Living American 'Public Intellectuals'

Public intellectual, though a known term, is not exactly what I’m looking for but we’ll work with it.

Gore Vidal died this week. Even those who disagreed with him completely on issues had to respect his intelligence and his vast knowledge of history, philosophy, politics, literature, religion, etc., all of which he could almost instantly search and pull information from to support his point. That is something that is rarely seen in celebrities or public figures these days, but there are a few. Hitchens (for a time Vidal’s padawan before they became enemies) was certainly a contender but he’s gone as well of course (Gore probably stayed alive as long as he did partly to spite Hitchens).

Neil DeGrasse Tyson probably comes foremost to mind as an all purpose intellectual. He’s an astronomer but he’s well informed on religion, history, anthropology, and other branches of science (rather like Sagan [to whom he can’t help being constantly compared]). Unlike Vidal, Buckley, and Hitchens he seems personable and not a complete dick. Unfortunately, he doesn’t have a whole lot of company in the “all around smart and interesting and informed guy” front.

Henry Louis Gates and Doris Kearns Godwin are probably the most famous go-to general historians but neither are famous for their ability to switch gears and talk literature or science or the like and they certainly aren’t well known for their wit or sense of humor.

Who else would be an heir to Vidal (and Buckley) as far as being multi-topic intellectuals with TV charisma and some wit?

I have minimal respect for his credentials, but I’d say Noam Chomsky fills the role.

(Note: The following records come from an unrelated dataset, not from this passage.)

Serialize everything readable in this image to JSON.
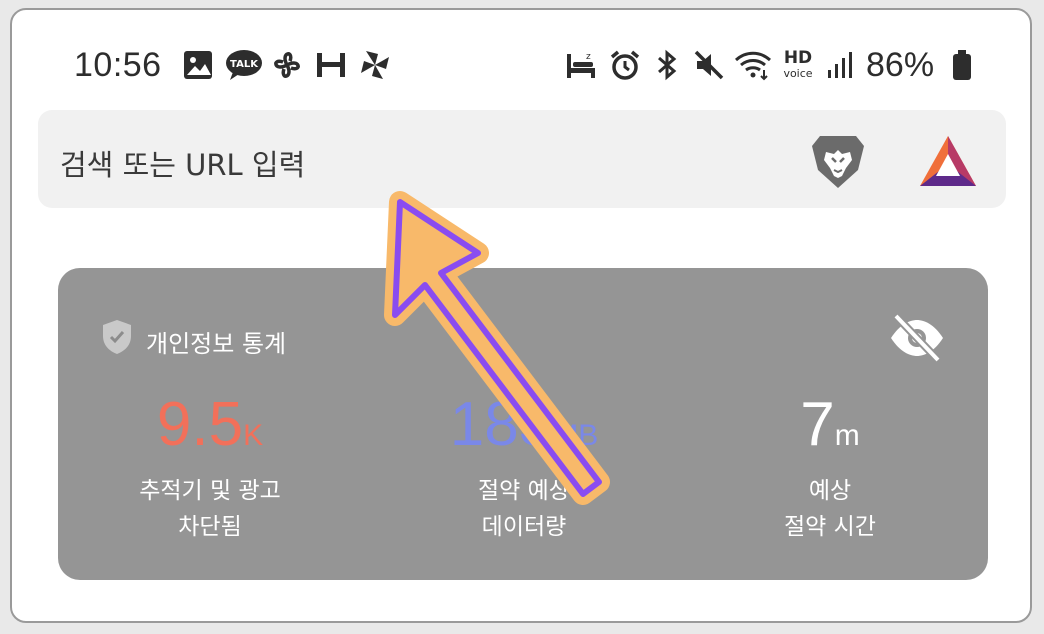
{
  "status_bar": {
    "time": "10:56",
    "battery_percent": "86%",
    "hd_voice_top": "HD",
    "hd_voice_bottom": "voice",
    "talk_badge": "TALK",
    "left_icons": [
      "gallery-icon",
      "kakaotalk-icon",
      "fan-icon",
      "h-icon",
      "pinwheel-icon"
    ],
    "right_icons": [
      "bed-icon",
      "alarm-icon",
      "bluetooth-icon",
      "mute-icon",
      "wifi-icon",
      "hd-voice-icon",
      "signal-icon",
      "battery-icon"
    ]
  },
  "url_bar": {
    "placeholder": "검색 또는 URL 입력",
    "icons": [
      "brave-lion-icon",
      "bat-rewards-icon"
    ]
  },
  "privacy_card": {
    "title": "개인정보 통계",
    "icons": [
      "shield-check-icon",
      "eye-off-icon"
    ],
    "stats": [
      {
        "value": "9.5",
        "unit": "K",
        "label_line1": "추적기 및 광고",
        "label_line2": "차단됨",
        "color": "#f2705a"
      },
      {
        "value": "183",
        "unit": "MB",
        "label_line1": "절약 예상",
        "label_line2": "데이터량",
        "color": "#7a88e8"
      },
      {
        "value": "7",
        "unit": "m",
        "label_line1": "예상",
        "label_line2": "절약 시간",
        "color": "#ffffff"
      }
    ]
  },
  "colors": {
    "card_bg": "#959595",
    "url_bar_bg": "#f1f1f1",
    "arrow_fill": "#8a4cf0",
    "arrow_outline": "#f8b96a"
  }
}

I propose that the era of public intellectuals is over. There is too much sheer volume of knowledge out there, and too little esteem for a broad liberalcommiejewfag education, for it to be any other way.

Aaron Sorkin seems the type, although he doesn’t make that many public appearances.

Diane Rehm of NPR sure radiates the smarts.

Bill Clinton, when his pants are up and the lampshade is off his head, is quite bright.

Malcolm Gladwell is quite the engaging speaker and writer. Sarah Vowell, too.

Extra points for annoying vocal mannerisms. In fact, they’re pretty much a requirement.

Still, none of these folk quite meet the generalist gadfly ubiquity criterion. Gladwell probably comes closest. Clinton only gets to talk about anything he likes on tv because he was president.

Gladwell is Canadian and is good at asking questions, not providing answers.

I suggest Jon Stewart.

I don’t think so. He’s great at what he does, but he wears too many hats. When anybody calls him on something he said as a pundit, he replies “I’m just a comedian! My lead-in is puppets making crank calls, for God’s sake!” His on-air gravitas is a triumph of his research team, and he is often out of his depth with his interview subjects.